So, what if I blogged more than once every three months?  Would it be productive, useful, entertaining?  There is a constant story line running through my head, and being an elementary school music teacher, I get plenty of material there in addition to the existential blather in constant rotation upstairs.  Does it matter if anyone else reads it, as long as I enjoy doing it?  Will it lead to a book contract?  (C'mon, admit it, fellow bloggers...you read the big ones too, you've seen the trajectory...don't tell me it hasn't crossed your mind at least once.)

I know one thing I need to let go of, both on the blog and in life on the outside, is the outcome.  For someone who is dedicated to process in her classroom, and how it leads to satisfying product, I am not nearly as patient with myself in that regard.  Perhaps that will be the lesson here: to just do something for the discipline of doing it (well, and the enjoyment of it, too...see my header, after all) and not be worried about what it leads to.  Unless it seems to lead to axe murderers arriving on my doorstep, really.

Let's see what happens.  If I can dedicate myself to reducing the number of plastic shopping bags I use by remembering my cloth ones, and to buying free-trade sugar more often,  then I can dedicate myself to this.  I think.

Sunday, December 28, 2008

Christmas in a nutshell.

Christmas is not an easy time of year for me, and I'm not sure I've actually enjoyed it for several years.  My family is spread out and different parts of it choose not to speak to other parts of it, while I still speak to all parts of it.  It was even more exciting when I had in-laws to figure in as well.  Also, after two years of hopping on a Boxing Day plane to go to a winter contradance festival, I did not do that this year.  The jury is still out (in my brain, at least) if it would have been better to go and face the asshole there who turned my life upside-down, or if it was better that I stay away until I feel like I can visit there without turning into Mount Vesuvius when I lay eyes upon him again (which is bound to happen, it's a small town).  I figure that at least I'm pretty sure I wouldn't start bawling when I see him (which is good), but I can not guarantee that I would remain civil.  And that's important to me.  I mean, I wouldn't search him out to give him a piece of my mind, but like I said, it's a small town and many people know what happened.  They already know he's a jerk.  I'd like to remain the one who isn't a jerk.
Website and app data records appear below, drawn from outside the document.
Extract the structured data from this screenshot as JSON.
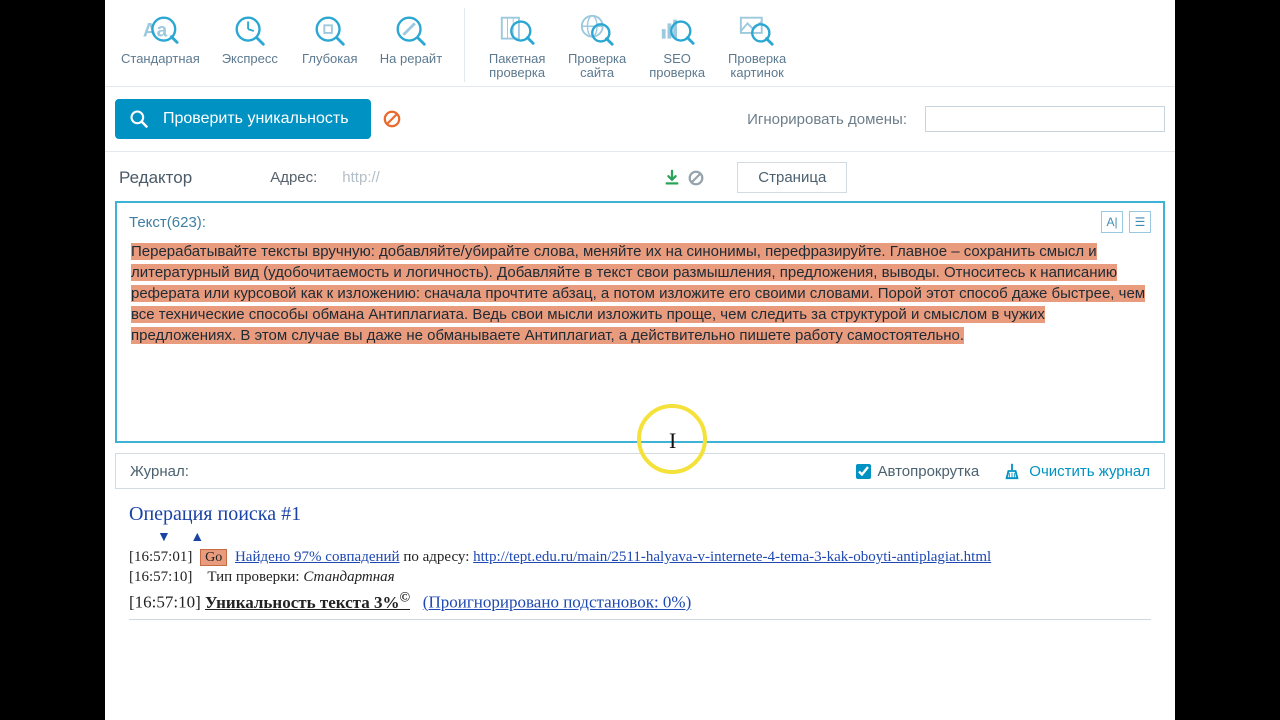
{
  "toolbar": {
    "standard": "Стандартная",
    "express": "Экспресс",
    "deep": "Глубокая",
    "rewrite": "На рерайт",
    "batch": "Пакетная\nпроверка",
    "site": "Проверка\nсайта",
    "seo": "SEO\nпроверка",
    "images": "Проверка\nкартинок"
  },
  "actions": {
    "check": "Проверить уникальность",
    "ignore_label": "Игнорировать домены:",
    "ignore_value": ""
  },
  "editor": {
    "tab": "Редактор",
    "address_label": "Адрес:",
    "address_value": "http://",
    "page_tab": "Страница"
  },
  "textpanel": {
    "header": "Текст(623):",
    "content": "Перерабатывайте тексты вручную: добавляйте/убирайте слова, меняйте их на синонимы, перефразируйте. Главное – сохранить смысл и литературный вид (удобочитаемость и логичность).\nДобавляйте в текст свои размышления, предложения, выводы. Относитесь к написанию реферата или курсовой как к изложению: сначала прочтите абзац, а потом изложите его своими словами. Порой этот способ даже быстрее, чем все технические способы обмана Антиплагиата. Ведь свои мысли изложить проще, чем следить за структурой и смыслом в чужих предложениях. В этом случае вы даже не обманываете Антиплагиат, а действительно пишете работу самостоятельно."
  },
  "log": {
    "label": "Журнал:",
    "autoscroll": "Автопрокрутка",
    "clear": "Очистить журнал",
    "op_title": "Операция поиска #1",
    "line1": {
      "time": "[16:57:01]",
      "go": "Go",
      "found": "Найдено 97% совпадений",
      "by": " по адресу: ",
      "url": "http://tept.edu.ru/main/2511-halyava-v-internete-4-tema-3-kak-oboyti-antiplagiat.html"
    },
    "line2": {
      "time": "[16:57:10]",
      "label": "Тип проверки: ",
      "value": "Стандартная"
    },
    "line3": {
      "time": "[16:57:10]",
      "uniq": "Уникальность текста 3%",
      "sup": "©",
      "ignored": "(Проигнорировано подстановок: 0%)"
    }
  }
}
Anyway.  Yeah, Christmas.  So the week leading up to the Big Day has been especially anxiety-ridden this year, but the actual Big Day was very pleasant.  Gifts were received with honest gratitude; I helped Middlest Nephew assemble a light saber (a first for both of us), and the weather relaxed so that driving back and forth to my sister's was uneventful.  I was supposed to go up to my dad's the night before Christmas Eve and stay over, but the weather hadn't relaxed yet.  So we put it off til Friday, which didn't work either.  And that's how we arrived at today's trip.

My dad loves to give gifts, and is always on the lookout for things he finds interesting.  So sometimes his gifts are...well...a bit of a hodge-podge.  Always meant-well, never offensive, just sorta weird sometimes.  

So today, after a two-hour drive where, halfway through, the temperature dropped twenty degrees and the wind picked up to the point that it nearly blew me off my feet (no kidding) and Dad had texted to say, "Don't come, it really isn't safe" (which I didn't get, as I was driving with my hands clamped to the wheel), I arrived at the farm where I grew up, and we exchanged our gifts.

There was, indeed, the interesting assortment of little things, but this year, Dad also decided to give me my birthday present (as my birthday is in February, and he gets excited about presents and didn't want to wait).  So he handed me a long corduroy bag...with a beautiful new mountain dulcimer in it.  There is a fellow in the next town over that makes them.  We saw him at a country-fair type event earlier this fall, so I knew how lovely they were to look at, and how sweet they sounded too.

Dad picked out a lovely hourglass-shaped body of mostly curly maple, with stars for soundholes.  It matches the endrails on my hammered dulcimer.  It is the most personal gift I think I've ever received from him.

*happy sigh*  Dad really does pay attention.